- [PROBLEM REQUIREMENTS]: Scan the material for the word "false" and copy each line where it occurs.

- [PROVIDED ENTRIES]:
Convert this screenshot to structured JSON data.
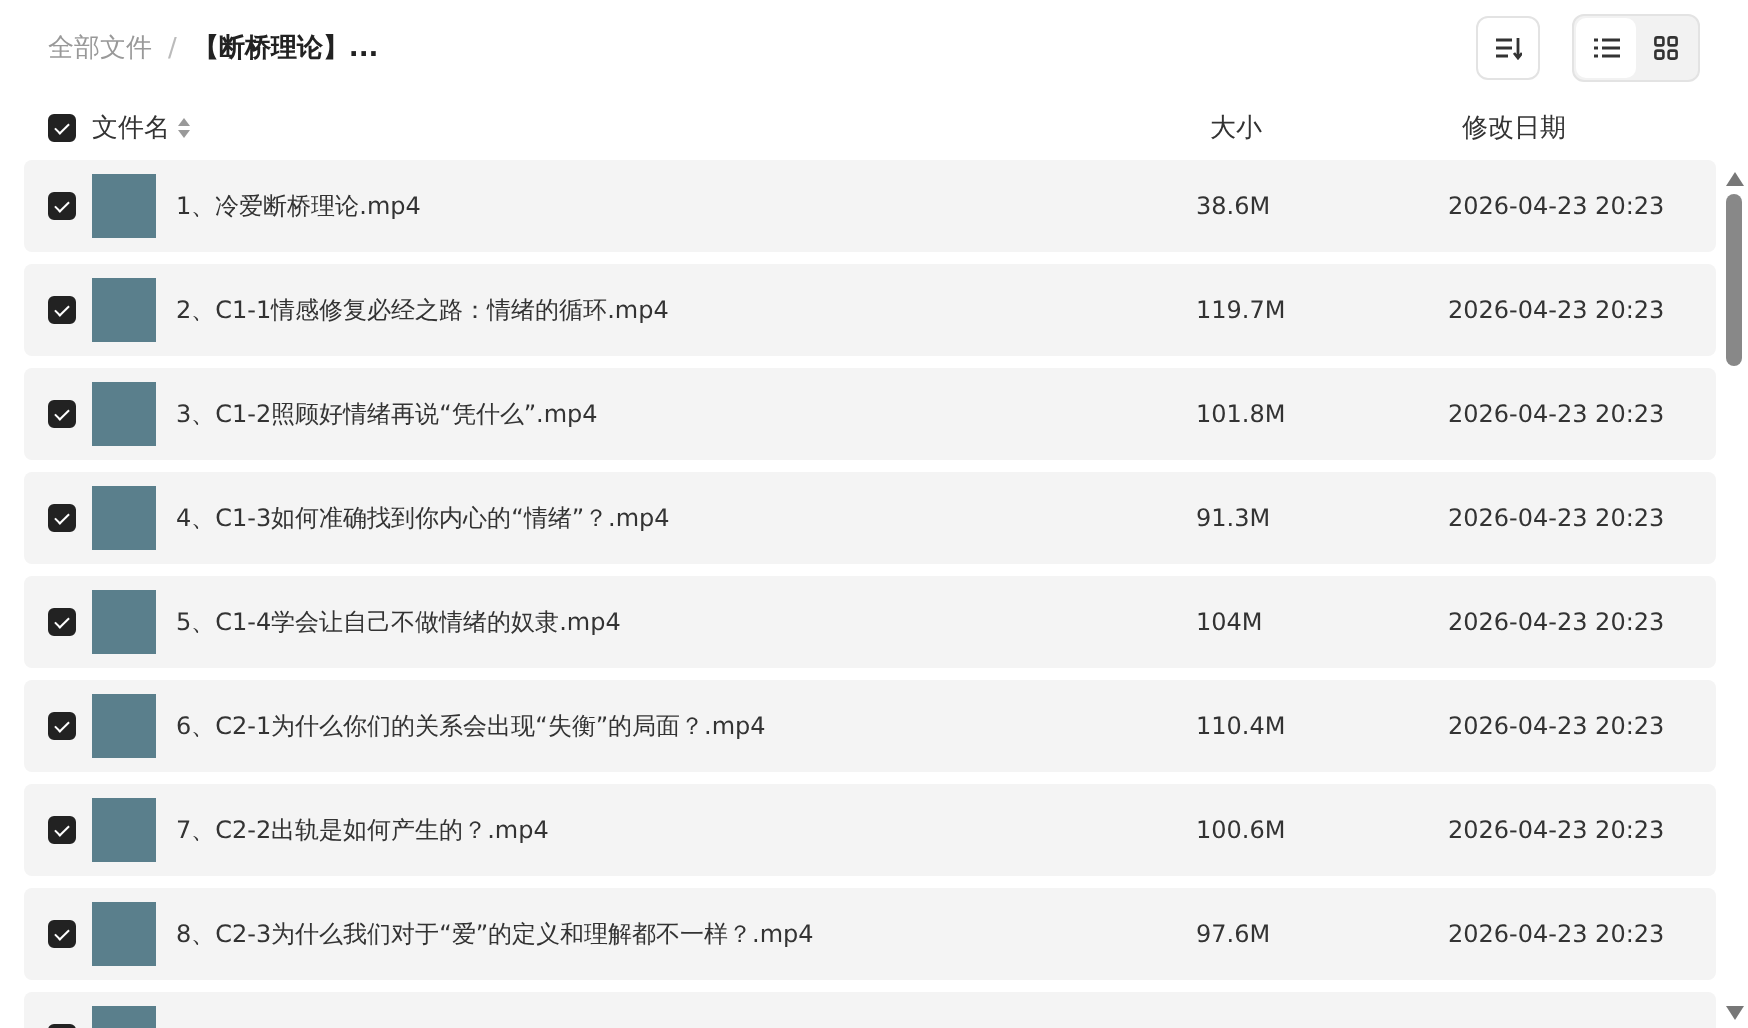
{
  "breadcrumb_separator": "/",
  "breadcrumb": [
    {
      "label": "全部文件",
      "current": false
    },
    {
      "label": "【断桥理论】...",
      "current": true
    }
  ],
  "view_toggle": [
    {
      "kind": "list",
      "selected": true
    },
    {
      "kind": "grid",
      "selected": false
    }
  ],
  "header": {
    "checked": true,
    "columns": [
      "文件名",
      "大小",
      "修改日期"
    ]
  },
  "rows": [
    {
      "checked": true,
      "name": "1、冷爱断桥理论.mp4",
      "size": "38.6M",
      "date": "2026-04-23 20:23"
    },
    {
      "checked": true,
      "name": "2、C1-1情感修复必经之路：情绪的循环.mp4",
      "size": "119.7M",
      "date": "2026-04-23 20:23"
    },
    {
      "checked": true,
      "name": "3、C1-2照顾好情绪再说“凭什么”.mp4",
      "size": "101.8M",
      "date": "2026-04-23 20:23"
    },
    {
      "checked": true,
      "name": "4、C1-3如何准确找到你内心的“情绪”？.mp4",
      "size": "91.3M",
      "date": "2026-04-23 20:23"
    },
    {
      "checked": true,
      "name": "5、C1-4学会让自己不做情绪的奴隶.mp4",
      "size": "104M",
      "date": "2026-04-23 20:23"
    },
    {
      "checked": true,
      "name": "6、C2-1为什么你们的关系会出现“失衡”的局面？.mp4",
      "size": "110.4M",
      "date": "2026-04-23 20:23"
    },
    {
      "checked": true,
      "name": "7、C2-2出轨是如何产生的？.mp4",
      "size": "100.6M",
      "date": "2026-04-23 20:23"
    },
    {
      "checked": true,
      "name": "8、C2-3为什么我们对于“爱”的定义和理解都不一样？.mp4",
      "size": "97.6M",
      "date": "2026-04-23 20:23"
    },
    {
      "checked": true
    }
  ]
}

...

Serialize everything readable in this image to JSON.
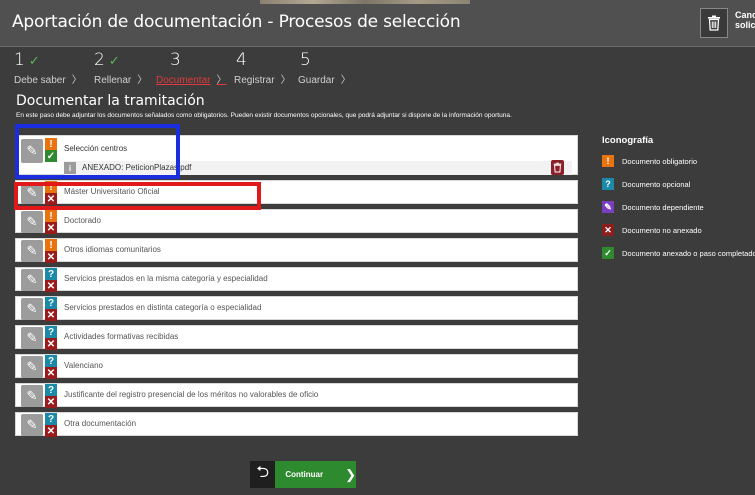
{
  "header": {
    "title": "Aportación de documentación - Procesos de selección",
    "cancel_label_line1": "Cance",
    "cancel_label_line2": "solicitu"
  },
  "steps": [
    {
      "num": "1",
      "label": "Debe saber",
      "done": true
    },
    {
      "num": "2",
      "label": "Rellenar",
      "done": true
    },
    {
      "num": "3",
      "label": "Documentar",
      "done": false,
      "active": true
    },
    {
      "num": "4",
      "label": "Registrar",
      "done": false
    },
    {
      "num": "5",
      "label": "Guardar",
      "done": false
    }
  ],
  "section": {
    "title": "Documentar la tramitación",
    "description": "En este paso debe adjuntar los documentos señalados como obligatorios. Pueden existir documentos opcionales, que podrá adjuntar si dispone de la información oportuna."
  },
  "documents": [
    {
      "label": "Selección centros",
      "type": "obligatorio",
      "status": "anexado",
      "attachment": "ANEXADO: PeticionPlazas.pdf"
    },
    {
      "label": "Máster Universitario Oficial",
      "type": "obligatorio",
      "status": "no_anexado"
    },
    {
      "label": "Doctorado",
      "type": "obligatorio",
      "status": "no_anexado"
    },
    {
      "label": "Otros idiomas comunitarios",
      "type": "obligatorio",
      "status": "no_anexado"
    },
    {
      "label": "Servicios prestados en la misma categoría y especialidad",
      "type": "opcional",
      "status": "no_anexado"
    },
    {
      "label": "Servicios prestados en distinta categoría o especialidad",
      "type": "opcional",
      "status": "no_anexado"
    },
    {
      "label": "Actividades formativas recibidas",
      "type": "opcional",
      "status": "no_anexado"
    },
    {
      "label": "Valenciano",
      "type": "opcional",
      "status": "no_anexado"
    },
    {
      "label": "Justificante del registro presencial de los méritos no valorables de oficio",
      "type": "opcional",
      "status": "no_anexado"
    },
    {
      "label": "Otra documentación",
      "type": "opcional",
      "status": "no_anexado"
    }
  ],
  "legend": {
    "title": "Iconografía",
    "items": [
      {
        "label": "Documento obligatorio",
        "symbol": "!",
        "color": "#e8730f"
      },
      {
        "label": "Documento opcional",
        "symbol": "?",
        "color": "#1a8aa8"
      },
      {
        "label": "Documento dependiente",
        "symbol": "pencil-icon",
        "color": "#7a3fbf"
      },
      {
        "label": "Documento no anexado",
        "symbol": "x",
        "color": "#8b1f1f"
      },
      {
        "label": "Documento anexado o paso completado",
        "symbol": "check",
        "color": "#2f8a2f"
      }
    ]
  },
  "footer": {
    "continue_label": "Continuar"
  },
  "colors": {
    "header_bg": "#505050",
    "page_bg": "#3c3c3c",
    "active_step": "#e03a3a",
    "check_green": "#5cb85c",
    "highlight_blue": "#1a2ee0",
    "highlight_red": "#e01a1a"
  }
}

- [OUTPUT OF THE EXERCISE]:
      "current": false
      "selected": false
      "done": false,
      "done": false
      "done": false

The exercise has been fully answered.